  • One hundred and fifty miles north of Los Angeles, the set of the most ambitious Hollywood movie of the 1920s lies buried in a dune field. When a young Peter Brosnan heard tell of California’s Lost City of the Pharaoh, he knew he had to see it for himself. What Brosnan didn’t realize is that he was about to embark on a thirty-year quest to unearth one of the most remarkable moments in the history of film. [Outside Online]
  • With strong new evidence for liquid water on Mars, it seems like it’s only a matter of time before we discover life beyond Earth. For some religious groups, this looming possibility is raising tricky questions. What’s now a unique relationship between life on Earth and God could, in the future, become rather unremarkable. [Motherboard]
  • Last year, a group of hacktivists under the Anonymous banner declared war on ISIS, vowing to end the Islamic extremist group’s online presence. The 28-strong band of volunteers not only claims to have taken down tens of thousands of pro-ISIS Twitter accounts, its intelligence-gathering efforts are helping to thwart real attacks and save lives. [The Atlantic]

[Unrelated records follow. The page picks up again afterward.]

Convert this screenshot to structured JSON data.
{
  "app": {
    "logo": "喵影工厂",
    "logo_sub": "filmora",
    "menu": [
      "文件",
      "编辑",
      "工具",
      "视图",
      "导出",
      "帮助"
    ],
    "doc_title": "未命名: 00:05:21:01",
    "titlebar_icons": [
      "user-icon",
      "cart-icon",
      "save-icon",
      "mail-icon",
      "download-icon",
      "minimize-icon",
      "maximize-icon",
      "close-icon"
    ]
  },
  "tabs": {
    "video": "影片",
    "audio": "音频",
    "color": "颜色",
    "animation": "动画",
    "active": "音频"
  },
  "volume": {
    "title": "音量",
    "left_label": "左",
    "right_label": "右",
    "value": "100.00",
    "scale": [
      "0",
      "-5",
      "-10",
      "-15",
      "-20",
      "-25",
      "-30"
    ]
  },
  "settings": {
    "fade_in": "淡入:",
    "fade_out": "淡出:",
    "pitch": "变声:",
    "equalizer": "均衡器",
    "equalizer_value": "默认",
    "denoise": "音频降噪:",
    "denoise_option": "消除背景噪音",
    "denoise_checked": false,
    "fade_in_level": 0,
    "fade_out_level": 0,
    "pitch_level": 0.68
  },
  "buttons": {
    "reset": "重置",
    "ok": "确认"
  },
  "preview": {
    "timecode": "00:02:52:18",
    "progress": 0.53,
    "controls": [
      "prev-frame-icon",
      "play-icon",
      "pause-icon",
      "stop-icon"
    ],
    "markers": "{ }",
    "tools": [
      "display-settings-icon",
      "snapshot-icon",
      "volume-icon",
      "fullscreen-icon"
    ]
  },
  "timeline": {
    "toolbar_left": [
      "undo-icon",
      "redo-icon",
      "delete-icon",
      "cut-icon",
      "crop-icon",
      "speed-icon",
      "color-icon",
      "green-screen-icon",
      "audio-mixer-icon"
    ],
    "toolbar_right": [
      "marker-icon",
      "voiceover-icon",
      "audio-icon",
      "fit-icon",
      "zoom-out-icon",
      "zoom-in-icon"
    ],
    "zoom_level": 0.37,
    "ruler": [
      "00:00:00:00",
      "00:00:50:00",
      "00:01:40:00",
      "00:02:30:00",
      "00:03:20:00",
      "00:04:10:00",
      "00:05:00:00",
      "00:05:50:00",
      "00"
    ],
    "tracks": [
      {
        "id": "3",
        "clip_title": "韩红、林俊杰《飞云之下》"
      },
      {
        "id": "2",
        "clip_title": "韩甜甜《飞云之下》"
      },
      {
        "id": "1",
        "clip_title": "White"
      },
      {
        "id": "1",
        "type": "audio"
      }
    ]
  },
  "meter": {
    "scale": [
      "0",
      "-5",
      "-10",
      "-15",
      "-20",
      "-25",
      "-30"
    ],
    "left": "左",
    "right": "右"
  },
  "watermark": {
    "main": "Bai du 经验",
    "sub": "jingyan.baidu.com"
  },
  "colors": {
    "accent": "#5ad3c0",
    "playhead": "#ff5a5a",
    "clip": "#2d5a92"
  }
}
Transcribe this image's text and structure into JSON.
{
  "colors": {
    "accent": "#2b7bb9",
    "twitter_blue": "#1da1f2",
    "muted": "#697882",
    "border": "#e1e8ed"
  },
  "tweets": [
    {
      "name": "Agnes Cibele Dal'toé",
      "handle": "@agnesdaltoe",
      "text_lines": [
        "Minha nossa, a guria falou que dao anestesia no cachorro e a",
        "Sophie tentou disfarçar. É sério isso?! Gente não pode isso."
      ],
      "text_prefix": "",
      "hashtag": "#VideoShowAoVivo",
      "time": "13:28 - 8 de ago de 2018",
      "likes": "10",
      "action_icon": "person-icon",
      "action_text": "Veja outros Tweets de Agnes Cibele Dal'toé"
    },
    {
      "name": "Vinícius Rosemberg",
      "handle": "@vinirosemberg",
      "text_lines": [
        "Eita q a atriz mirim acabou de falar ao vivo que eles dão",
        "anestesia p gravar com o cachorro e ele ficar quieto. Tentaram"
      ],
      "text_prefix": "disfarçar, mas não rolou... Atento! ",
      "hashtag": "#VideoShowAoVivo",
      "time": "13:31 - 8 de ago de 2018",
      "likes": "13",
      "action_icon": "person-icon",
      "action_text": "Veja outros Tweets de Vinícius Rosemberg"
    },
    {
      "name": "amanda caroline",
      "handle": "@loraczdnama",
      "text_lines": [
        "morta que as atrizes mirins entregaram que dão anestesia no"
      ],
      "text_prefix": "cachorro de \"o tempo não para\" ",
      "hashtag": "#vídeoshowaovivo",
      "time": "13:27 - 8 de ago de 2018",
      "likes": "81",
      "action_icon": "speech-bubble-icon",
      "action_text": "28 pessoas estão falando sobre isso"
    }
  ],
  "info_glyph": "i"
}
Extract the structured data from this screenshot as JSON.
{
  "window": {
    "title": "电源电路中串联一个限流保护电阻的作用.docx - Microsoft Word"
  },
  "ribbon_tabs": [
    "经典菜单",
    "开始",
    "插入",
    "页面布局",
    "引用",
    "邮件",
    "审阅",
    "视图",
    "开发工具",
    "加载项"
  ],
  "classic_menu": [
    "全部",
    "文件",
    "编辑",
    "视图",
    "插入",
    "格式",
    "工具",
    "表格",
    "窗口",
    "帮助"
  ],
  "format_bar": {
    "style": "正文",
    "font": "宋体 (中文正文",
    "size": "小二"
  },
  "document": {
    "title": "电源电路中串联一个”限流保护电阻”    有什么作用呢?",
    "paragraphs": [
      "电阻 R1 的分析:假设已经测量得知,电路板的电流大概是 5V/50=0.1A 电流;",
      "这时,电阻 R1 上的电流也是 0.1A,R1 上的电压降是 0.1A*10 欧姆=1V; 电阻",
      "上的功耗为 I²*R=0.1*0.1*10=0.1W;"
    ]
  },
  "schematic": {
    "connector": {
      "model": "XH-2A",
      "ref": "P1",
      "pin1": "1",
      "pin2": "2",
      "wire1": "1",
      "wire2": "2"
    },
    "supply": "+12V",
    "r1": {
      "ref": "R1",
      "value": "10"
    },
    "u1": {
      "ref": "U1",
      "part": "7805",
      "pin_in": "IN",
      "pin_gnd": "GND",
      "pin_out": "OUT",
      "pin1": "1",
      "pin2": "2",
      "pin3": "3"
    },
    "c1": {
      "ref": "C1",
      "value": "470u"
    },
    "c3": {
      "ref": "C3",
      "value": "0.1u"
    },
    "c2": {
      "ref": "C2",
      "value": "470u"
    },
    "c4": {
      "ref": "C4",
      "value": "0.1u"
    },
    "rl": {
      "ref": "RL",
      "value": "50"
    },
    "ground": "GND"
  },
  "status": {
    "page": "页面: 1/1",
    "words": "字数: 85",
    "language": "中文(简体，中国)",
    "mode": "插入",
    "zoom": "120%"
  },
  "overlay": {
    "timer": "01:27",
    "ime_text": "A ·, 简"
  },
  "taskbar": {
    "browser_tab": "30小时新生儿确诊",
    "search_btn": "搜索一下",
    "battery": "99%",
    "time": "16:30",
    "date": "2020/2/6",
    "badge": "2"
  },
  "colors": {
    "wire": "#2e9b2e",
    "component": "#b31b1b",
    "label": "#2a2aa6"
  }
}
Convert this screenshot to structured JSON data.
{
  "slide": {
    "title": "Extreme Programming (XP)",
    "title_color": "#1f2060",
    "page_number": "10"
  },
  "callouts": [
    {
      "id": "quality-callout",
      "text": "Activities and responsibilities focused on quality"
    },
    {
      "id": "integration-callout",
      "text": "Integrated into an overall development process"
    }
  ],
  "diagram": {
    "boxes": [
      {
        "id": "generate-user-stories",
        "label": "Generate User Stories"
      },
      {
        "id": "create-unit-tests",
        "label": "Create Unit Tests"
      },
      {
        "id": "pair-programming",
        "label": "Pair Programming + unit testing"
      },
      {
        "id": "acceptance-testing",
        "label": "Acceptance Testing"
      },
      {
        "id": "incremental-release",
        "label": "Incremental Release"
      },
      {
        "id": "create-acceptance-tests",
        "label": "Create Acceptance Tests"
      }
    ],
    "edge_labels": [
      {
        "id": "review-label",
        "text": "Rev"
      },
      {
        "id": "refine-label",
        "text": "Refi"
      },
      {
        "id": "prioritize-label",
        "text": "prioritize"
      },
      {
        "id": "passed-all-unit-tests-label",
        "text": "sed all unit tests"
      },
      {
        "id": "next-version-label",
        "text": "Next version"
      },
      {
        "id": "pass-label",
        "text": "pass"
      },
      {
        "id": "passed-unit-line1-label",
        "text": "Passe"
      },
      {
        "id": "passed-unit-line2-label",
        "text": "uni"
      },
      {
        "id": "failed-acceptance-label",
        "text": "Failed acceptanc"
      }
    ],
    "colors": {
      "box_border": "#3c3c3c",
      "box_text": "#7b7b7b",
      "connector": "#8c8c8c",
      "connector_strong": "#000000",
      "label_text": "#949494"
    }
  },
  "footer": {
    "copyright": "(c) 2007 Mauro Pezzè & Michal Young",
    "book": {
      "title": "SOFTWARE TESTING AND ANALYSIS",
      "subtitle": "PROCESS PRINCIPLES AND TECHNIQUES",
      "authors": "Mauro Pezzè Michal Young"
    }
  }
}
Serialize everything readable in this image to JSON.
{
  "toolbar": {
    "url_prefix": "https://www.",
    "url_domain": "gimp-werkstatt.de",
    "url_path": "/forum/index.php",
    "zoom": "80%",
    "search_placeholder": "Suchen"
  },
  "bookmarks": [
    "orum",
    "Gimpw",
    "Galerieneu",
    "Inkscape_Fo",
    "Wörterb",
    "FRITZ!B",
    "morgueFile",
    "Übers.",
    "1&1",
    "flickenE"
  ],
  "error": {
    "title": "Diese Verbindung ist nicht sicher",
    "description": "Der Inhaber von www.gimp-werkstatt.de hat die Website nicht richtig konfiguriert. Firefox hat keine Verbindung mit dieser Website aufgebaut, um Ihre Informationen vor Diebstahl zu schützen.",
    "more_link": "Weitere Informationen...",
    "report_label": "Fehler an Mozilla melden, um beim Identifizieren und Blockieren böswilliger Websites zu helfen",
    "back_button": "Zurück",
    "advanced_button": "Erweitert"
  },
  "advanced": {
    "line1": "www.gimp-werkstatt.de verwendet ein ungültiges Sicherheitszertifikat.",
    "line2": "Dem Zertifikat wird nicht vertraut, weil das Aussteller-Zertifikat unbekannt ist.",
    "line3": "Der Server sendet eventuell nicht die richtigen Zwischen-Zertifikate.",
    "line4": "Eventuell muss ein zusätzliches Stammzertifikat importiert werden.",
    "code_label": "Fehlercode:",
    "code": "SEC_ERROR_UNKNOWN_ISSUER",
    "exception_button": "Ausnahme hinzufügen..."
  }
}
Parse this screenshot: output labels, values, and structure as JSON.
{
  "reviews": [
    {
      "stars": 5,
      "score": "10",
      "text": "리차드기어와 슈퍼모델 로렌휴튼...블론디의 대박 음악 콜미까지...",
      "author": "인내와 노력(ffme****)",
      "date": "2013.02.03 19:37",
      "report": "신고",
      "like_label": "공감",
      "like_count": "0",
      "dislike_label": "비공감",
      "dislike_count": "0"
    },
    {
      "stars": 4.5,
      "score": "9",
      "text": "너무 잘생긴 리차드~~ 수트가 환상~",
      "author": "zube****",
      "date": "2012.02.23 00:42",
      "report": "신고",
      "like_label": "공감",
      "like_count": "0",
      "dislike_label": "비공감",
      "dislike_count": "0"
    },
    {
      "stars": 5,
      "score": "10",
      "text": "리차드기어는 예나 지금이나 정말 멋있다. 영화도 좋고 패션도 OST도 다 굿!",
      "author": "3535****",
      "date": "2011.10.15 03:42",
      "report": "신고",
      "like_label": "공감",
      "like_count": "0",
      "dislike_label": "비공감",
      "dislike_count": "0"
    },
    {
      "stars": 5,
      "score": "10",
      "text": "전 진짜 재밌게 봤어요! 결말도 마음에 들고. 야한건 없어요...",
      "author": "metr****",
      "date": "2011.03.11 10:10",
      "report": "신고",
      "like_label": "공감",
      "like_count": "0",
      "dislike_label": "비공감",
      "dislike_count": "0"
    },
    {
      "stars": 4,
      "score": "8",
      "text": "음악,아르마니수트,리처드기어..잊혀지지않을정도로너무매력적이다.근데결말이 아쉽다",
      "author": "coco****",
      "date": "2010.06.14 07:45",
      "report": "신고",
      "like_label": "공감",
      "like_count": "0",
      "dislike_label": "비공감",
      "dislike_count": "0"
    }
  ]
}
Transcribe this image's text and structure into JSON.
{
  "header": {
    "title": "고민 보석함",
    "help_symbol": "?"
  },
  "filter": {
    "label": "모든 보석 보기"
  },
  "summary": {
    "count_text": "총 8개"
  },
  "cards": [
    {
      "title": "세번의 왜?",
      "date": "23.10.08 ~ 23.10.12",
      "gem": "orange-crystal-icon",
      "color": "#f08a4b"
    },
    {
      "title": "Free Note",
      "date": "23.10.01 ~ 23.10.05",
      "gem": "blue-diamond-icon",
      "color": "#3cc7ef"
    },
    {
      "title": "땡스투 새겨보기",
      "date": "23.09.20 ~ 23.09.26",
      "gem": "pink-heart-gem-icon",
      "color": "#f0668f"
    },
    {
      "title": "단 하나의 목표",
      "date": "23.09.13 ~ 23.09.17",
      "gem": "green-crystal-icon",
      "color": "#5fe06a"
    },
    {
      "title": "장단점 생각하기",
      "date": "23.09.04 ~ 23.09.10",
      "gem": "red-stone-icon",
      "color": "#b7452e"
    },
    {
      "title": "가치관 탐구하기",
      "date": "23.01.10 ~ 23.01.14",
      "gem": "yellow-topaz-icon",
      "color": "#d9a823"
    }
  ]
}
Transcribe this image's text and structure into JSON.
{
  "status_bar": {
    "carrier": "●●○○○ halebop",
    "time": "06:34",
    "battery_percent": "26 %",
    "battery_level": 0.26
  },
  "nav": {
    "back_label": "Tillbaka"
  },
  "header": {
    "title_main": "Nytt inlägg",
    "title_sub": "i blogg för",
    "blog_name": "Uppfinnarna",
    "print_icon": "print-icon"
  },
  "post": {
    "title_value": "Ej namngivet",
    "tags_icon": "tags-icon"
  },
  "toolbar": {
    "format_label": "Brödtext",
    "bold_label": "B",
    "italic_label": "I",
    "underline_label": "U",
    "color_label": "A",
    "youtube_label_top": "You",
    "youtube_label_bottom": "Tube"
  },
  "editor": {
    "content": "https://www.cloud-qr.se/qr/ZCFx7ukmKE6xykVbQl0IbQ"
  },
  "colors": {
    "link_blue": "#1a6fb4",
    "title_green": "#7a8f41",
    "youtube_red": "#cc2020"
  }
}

  • The British city of Milton Keynes is an Anglo Saxon oddball — its loose grid system and car culture are far more reminiscent of an LA suburb than a European metropolis. That’s why American transit planners would do well to pay attention to Milton Keynes over the coming years. By 2018, the city of 250,000 plans to outfit its sprawling downtown with a public transit system of compact, driverless pod cars. If the experiment goes well, it could pave a way forward for sprawling North American suburbs seeking to become more integrated and less resource-demanding. [NextCity]

Top: The Guadalupe-Nipomo dunes in southwestern San Luis Obispo County, California. Image Credit: Michael L. Baird via Wikimedia